Brian Gerard McNamee (born c. 1967) is a former New York City police officer,personal trainer, and Major League Baseball strength-and-conditioning coach. He is notable for providing performance-enhancing drugs to Major League Baseball players, and also for testifying against former New York YankeespitcherRoger Clemens at a 2008 United States Congressionalhearing that concerned the veracity of the 2007 George J. MitchellReport.
McNamee, the youngest of eight children born to John Francis McNamee (1925-2020) and Eleanor Margaret Harte (1931-2018), grew up in Breezy Point, Queens. He attended Archbishop Molloy High School. From 1986 to 1989, McNamee was a student at St. John’s University in Queens. At one point he was employed at St John’s University, teaching in the sports management program. McNamee falsely held himself out to be a doctor. He claimed his doctorate was from Columbus University (Louisiana).
McNamee gained notoriety following the release of Major League Baseball’s Mitchell Report, which alleges that McNamee helped acquire performance-enhancing drugs including anabolic steroids, amphetamines, and human growth hormone (HGH) for some or all of the players he personally trained, who included Roger Clemens, Andy Pettitte, and Chuck Knoblauch. McNamee told the Mitchell Commission during their 20-month investigation that he began injecting Clemens with steroids during the 1998 season and that he continued to provide these steroids through 2001. Given the dominant performances produced by Clemens from that time forward, such that Clemens had become widely expected to be a future member of the National Baseball Hall of Fame, many feel that this claim constitutes the most incendiary accusation in the Mitchell Report.
On January 4, 2008, Clemens had a telephone conversation with McNamee in which Clemens stated he “just wants the truth” from someone, never actually telling his former personal trainer to come out and clear the pitcher’s name. Clemens said many times in the conversation that the steroid accusations were false; McNamee never agreed or disagreed when this statement was made, simply pleading, “…tell me what you want me to do.” McNamee did state, however, “It is what it is,” meaning he told the truth.
Clemens filed a lawsuit against McNamee shortly before the recorded conversation for defamation of character. McNamee’s attorneys argued that McNamee was compelled to cooperate by federal officials and thus his statements were protected. A federal judge agreed, throwing out all claims related to McNamee’s statements to investigators on February 13, 2009, but allowing the case to proceed on statements McNamee made about Clemens to Andy Pettitte.
During the summer of 2012, in the United States District Court for the District of Columbia, McNamee took the stand as the prosecution’s central witness in the perjury trial of Roger Clemens.

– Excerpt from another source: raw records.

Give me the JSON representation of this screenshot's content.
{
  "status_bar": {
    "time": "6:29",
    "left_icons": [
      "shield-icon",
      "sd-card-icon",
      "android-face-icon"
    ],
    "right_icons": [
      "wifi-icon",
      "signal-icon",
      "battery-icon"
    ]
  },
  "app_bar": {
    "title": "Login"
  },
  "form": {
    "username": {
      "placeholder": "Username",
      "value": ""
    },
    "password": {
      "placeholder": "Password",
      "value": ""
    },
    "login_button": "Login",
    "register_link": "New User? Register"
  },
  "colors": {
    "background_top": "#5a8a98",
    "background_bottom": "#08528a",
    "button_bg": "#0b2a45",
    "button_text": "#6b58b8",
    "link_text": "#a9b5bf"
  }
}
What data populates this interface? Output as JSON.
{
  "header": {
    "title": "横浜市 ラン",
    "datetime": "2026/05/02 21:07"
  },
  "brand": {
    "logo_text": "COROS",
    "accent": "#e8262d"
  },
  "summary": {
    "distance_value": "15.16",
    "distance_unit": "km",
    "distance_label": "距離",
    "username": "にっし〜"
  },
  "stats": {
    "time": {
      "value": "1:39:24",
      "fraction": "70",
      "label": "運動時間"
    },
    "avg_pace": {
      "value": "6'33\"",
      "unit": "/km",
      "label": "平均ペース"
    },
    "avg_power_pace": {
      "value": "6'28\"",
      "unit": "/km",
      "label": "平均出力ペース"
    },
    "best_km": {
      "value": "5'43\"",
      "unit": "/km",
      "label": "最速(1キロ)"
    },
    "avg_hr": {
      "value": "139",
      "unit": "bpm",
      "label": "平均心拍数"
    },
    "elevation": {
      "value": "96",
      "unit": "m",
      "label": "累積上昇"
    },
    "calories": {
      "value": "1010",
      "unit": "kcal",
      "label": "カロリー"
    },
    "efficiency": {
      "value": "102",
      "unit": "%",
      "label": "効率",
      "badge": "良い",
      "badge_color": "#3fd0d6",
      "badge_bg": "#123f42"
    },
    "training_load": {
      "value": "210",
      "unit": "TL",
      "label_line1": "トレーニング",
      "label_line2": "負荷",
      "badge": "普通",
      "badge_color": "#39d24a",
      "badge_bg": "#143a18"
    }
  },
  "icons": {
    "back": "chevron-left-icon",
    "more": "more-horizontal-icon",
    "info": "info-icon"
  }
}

McNamee conceded that his representations regarding Clemens had “evolved” over a period of years. Ultimately, McNamee’s admitted inconsistencies resulted in the acquittal of Clemens.